» The input
»»
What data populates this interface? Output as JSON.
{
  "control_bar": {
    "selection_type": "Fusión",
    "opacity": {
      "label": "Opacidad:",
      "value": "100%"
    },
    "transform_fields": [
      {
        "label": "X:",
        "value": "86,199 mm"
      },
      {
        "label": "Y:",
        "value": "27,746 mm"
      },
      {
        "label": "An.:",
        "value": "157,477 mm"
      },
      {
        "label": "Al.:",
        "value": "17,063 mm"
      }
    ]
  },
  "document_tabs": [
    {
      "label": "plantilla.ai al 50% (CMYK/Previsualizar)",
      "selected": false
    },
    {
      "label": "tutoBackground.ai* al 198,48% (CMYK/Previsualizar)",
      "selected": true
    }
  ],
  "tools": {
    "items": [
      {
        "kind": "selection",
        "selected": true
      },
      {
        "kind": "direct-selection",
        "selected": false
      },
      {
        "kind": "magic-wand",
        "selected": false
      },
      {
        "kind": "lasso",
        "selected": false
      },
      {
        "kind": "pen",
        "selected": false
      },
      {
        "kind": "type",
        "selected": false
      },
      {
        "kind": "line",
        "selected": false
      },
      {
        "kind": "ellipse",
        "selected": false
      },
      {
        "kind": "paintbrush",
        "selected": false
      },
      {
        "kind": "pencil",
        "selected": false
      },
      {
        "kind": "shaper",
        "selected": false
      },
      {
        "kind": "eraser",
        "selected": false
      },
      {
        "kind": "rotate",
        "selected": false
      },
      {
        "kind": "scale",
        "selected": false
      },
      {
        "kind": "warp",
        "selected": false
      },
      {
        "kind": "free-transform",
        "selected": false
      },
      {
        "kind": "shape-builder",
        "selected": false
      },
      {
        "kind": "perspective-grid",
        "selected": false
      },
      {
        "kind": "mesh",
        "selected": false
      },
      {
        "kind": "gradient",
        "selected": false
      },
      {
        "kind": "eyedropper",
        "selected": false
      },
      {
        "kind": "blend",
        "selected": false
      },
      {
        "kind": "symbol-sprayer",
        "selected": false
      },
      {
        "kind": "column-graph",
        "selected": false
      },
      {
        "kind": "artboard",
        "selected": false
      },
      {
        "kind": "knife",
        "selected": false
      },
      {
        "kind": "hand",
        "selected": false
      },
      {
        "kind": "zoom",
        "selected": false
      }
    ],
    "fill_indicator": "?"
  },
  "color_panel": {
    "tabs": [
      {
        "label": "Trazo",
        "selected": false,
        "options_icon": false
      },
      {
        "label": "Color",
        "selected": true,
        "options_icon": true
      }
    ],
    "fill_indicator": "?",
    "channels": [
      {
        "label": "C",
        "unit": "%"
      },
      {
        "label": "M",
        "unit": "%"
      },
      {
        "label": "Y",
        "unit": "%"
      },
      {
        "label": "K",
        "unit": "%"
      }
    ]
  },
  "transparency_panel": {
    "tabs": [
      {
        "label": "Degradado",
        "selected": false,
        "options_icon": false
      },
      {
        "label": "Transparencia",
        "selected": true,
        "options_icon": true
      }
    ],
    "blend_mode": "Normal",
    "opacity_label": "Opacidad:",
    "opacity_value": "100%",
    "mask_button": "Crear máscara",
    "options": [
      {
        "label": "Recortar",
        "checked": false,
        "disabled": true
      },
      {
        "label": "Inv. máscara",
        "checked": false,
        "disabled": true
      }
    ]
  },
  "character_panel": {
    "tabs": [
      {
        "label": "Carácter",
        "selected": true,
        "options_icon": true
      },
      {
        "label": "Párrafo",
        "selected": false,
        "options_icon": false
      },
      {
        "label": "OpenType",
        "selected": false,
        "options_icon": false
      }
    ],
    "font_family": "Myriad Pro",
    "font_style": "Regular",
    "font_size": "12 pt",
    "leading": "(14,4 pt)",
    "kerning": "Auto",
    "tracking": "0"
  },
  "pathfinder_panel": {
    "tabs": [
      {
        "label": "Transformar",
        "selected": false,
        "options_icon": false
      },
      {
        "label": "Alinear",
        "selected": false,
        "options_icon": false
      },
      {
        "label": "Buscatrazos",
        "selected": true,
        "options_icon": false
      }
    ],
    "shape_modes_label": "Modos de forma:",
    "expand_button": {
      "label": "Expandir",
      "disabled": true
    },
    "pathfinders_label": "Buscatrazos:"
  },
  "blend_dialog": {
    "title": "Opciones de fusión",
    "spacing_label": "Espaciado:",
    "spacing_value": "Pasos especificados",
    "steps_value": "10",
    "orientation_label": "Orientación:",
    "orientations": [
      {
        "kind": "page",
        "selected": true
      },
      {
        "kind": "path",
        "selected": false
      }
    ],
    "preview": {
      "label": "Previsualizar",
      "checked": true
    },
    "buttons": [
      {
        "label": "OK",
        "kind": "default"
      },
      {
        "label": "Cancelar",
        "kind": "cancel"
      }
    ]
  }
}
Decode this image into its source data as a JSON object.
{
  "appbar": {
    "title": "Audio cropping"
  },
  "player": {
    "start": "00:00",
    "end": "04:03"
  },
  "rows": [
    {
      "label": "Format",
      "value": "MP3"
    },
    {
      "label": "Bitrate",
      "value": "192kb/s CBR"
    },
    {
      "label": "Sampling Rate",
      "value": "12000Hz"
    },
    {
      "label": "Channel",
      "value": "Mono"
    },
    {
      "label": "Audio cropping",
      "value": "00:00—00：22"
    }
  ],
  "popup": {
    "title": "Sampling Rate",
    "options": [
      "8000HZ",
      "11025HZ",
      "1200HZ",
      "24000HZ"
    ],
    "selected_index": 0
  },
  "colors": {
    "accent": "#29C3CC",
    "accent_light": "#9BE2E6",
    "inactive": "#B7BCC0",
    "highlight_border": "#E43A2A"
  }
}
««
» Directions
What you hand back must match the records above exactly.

» Solution below
What data populates this interface? Output as JSON.
{
  "control_bar": {
    "selection_type": "Fusión",
    "opacity": {
      "label": "Opacidad:",
      "value": "100%"
    },
    "transform_fields": [
      {
        "label": "X:",
        "value": "86,199 mm"
      },
      {
        "label": "Y:",
        "value": "27,746 mm"
      },
      {
        "label": "An.:",
        "value": "157,477 mm"
      },
      {
        "label": "Al.:",
        "value": "17,063 mm"
      }
    ]
  },
  "document_tabs": [
    {
      "label": "plantilla.ai al 50% (CMYK/Previsualizar)",
      "selected": false
    },
    {
      "label": "tutoBackground.ai* al 198,48% (CMYK/Previsualizar)",
      "selected": true
    }
  ],
  "tools": {
    "items": [
      {
        "kind": "selection",
        "selected": true
      },
      {
        "kind": "direct-selection",
        "selected": false
      },
      {
        "kind": "magic-wand",
        "selected": false
      },
      {
        "kind": "lasso",
        "selected": false
      },
      {
        "kind": "pen",
        "selected": false
      },
      {
        "kind": "type",
        "selected": false
      },
      {
        "kind": "line",
        "selected": false
      },
      {
        "kind": "ellipse",
        "selected": false
      },
      {
        "kind": "paintbrush",
        "selected": false
      },
      {
        "kind": "pencil",
        "selected": false
      },
      {
        "kind": "shaper",
        "selected": false
      },
      {
        "kind": "eraser",
        "selected": false
      },
      {
        "kind": "rotate",
        "selected": false
      },
      {
        "kind": "scale",
        "selected": false
      },
      {
        "kind": "warp",
        "selected": false
      },
      {
        "kind": "free-transform",
        "selected": false
      },
      {
        "kind": "shape-builder",
        "selected": false
      },
      {
        "kind": "perspective-grid",
        "selected": false
      },
      {
        "kind": "mesh",
        "selected": false
      },
      {
        "kind": "gradient",
        "selected": false
      },
      {
        "kind": "eyedropper",
        "selected": false
      },
      {
        "kind": "blend",
        "selected": false
      },
      {
        "kind": "symbol-sprayer",
        "selected": false
      },
      {
        "kind": "column-graph",
        "selected": false
      },
      {
        "kind": "artboard",
        "selected": false
      },
      {
        "kind": "knife",
        "selected": false
      },
      {
        "kind": "hand",
        "selected": false
      },
      {
        "kind": "zoom",
        "selected": false
      }
    ],
    "fill_indicator": "?"
  },
  "color_panel": {
    "tabs": [
      {
        "label": "Trazo",
        "selected": false,
        "options_icon": false
      },
      {
        "label": "Color",
        "selected": true,
        "options_icon": true
      }
    ],
    "fill_indicator": "?",
    "channels": [
      {
        "label": "C",
        "unit": "%"
      },
      {
        "label": "M",
        "unit": "%"
      },
      {
        "label": "Y",
        "unit": "%"
      },
      {
        "label": "K",
        "unit": "%"
      }
    ]
  },
  "transparency_panel": {
    "tabs": [
      {
        "label": "Degradado",
        "selected": false,
        "options_icon": false
      },
      {
        "label": "Transparencia",
        "selected": true,
        "options_icon": true
      }
    ],
    "blend_mode": "Normal",
    "opacity_label": "Opacidad:",
    "opacity_value": "100%",
    "mask_button": "Crear máscara",
    "options": [
      {
        "label": "Recortar",
        "checked": false,
        "disabled": true
      },
      {
        "label": "Inv. máscara",
        "checked": false,
        "disabled": true
      }
    ]
  },
  "character_panel": {
    "tabs": [
      {
        "label": "Carácter",
        "selected": true,
        "options_icon": true
      },
      {
        "label": "Párrafo",
        "selected": false,
        "options_icon": false
      },
      {
        "label": "OpenType",
        "selected": false,
        "options_icon": false
      }
    ],
    "font_family": "Myriad Pro",
    "font_style": "Regular",
    "font_size": "12 pt",
    "leading": "(14,4 pt)",
    "kerning": "Auto",
    "tracking": "0"
  },
  "pathfinder_panel": {
    "tabs": [
      {
        "label": "Transformar",
        "selected": false,
        "options_icon": false
      },
      {
        "label": "Alinear",
        "selected": false,
        "options_icon": false
      },
      {
        "label": "Buscatrazos",
        "selected": true,
        "options_icon": false
      }
    ],
    "shape_modes_label": "Modos de forma:",
    "expand_button": {
      "label": "Expandir",
      "disabled": true
    },
    "pathfinders_label": "Buscatrazos:"
  },
  "blend_dialog": {
    "title": "Opciones de fusión",
    "spacing_label": "Espaciado:",
    "spacing_value": "Pasos especificados",
    "steps_value": "10",
    "orientation_label": "Orientación:",
    "orientations": [
      {
        "kind": "page",
        "selected": true
      },
      {
        "kind": "path",
        "selected": false
      }
    ],
    "preview": {
      "label": "Previsualizar",
      "checked": true
    },
    "buttons": [
      {
        "label": "OK",
        "kind": "default"
      },
      {
        "label": "Cancelar",
        "kind": "cancel"
      }
    ]
  }
}
Decode this image into its source data as a JSON object.
{
  "appbar": {
    "title": "Audio cropping"
  },
  "player": {
    "start": "00:00",
    "end": "04:03"
  },
  "rows": [
    {
      "label": "Format",
      "value": "MP3"
    },
    {
      "label": "Bitrate",
      "value": "192kb/s CBR"
    },
    {
      "label": "Sampling Rate",
      "value": "12000Hz"
    },
    {
      "label": "Channel",
      "value": "Mono"
    },
    {
      "label": "Audio cropping",
      "value": "00:00—00：22"
    }
  ],
  "popup": {
    "title": "Sampling Rate",
    "options": [
      "8000HZ",
      "11025HZ",
      "1200HZ",
      "24000HZ"
    ],
    "selected_index": 0
  },
  "colors": {
    "accent": "#29C3CC",
    "accent_light": "#9BE2E6",
    "inactive": "#B7BCC0",
    "highlight_border": "#E43A2A"
  }
}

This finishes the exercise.